Once air moves through the filter, the carbon’s adsorption powers (which we will get to in a bit) change gaseous molecules into solid molecules. The filter can trap the gases and stop them from recirculating through the ventilation system. This is why they are so effective with gaseous pollutants, like VOCs.
Activated carbon works primarily on adsorption. This is a process whereby organic compounds in the air chemically react with the carbon, which causes them to stick to the filter. Although technically, adsorption is the adhesion of atoms, molecules, or ions (in liquid, gas, or dissolved solid form) to a surface. It ends up creating a film of adsorbate. This process is distinguished from absorption, which is when a liquid is dissolved by a liquid.
So while carbon already has this capability, activated carbon can be processed to perform better:
Activated carbon filters are sold based on thickness and can be easily inserted into a portable air filtration system. The thicker the filter is, the more carbon surface area it contains and the more particulates it can affect.
These filters are used alongside other types of filters, such as HEPA filters. All filters used for air filtration are classified based on their MERV rating and are designed to remove air particulates based on the diameter of the particulates and the effectiveness of the air filter(s) being used.
In air purifying technologies, activated carbon is primarily used as a pre-filter for HEPA. HEPA filters are designed as fibrous mesh. The fibers can pass air through while trapping some of the particles.
HEPAs are specialized in finer particles, specifically aerosols that are 0.3 microns in diameter. Therefore, the pre-filter can ensure that the HEPA is only trying to filter out smaller particles rather than being bogged down by larger contaminants.
The activated carbon filter can capture as many contaminants as possible so that the HEPA filter can effectively remove the contaminants it was designed to. By removing larger particles, like dust, hair, PM10 (inhalable particles with diameters of 10 microns and smaller), and pollen particles, the HEPA can then effectively remove finer particles that aren’t captured in pre-filtration.
Air purifiers are not just for those already in ill health; it also minimizes the potential for someone to develop adverse health effects due to poor indoor air quality.
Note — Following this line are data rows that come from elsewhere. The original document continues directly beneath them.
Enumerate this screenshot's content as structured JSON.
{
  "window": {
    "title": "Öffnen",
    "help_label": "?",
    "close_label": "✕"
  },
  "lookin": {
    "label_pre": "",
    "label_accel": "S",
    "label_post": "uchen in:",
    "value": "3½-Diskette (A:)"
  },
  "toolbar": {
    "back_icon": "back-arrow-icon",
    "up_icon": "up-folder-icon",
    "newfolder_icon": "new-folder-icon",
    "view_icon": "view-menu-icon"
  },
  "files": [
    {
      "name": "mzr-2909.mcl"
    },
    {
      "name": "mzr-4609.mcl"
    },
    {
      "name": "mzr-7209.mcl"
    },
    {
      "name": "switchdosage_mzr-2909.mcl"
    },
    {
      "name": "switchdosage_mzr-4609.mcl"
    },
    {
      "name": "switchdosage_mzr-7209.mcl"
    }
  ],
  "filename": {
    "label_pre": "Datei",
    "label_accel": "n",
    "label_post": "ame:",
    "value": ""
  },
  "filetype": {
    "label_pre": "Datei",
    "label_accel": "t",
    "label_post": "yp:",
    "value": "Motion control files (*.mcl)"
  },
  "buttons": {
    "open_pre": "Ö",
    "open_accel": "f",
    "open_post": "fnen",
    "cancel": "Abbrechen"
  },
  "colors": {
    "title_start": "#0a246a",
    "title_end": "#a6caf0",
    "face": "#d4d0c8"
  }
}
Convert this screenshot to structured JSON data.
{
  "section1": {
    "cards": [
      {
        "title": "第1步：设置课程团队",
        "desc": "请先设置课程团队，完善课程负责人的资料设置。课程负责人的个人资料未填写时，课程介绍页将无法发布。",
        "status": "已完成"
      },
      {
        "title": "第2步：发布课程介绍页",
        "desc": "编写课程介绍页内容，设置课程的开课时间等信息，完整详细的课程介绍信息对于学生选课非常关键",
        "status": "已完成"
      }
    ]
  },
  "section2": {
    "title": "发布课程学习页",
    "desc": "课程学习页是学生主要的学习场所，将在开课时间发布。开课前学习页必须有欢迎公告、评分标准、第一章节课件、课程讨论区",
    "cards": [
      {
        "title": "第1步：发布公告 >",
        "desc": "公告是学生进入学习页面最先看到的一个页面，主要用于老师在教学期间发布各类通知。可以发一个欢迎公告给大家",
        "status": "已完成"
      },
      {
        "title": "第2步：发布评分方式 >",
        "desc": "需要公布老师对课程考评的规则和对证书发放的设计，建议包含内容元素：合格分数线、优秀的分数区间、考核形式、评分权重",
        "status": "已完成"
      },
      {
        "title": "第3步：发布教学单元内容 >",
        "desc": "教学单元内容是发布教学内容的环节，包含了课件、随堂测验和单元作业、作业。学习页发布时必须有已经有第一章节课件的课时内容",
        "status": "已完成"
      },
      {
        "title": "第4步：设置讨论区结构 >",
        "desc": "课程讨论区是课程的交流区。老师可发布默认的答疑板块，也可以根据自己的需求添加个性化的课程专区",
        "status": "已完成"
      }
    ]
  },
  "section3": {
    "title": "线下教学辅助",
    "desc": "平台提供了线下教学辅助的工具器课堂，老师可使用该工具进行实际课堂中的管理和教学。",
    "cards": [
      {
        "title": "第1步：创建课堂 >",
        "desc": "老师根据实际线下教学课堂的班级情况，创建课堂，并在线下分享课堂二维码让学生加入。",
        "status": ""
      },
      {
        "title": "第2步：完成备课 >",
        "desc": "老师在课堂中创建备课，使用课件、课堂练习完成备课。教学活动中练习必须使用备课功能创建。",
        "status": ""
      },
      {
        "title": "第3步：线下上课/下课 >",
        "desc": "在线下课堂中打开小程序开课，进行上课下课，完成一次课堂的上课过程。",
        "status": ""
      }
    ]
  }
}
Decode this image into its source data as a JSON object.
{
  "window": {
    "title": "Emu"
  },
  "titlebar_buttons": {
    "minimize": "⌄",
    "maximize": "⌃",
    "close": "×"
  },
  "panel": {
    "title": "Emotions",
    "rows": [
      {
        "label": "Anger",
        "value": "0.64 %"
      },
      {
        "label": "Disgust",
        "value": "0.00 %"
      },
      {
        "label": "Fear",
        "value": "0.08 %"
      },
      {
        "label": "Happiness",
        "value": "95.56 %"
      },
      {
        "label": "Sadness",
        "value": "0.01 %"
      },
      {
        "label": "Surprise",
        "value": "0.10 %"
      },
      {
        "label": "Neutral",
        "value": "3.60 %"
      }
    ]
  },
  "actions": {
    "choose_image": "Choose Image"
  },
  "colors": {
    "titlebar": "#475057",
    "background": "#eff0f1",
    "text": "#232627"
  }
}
Luckily, multi-stage air purifier systems with activated carbon filters can help with:
Everyone can benefit from purified air, whether in peak physical condition or an at-risk health category. Not all air purifiers are the same. By choosing an air purifier solution with activated carbon, you can reduce the concentration of harmful gases and VOCs in your home or business.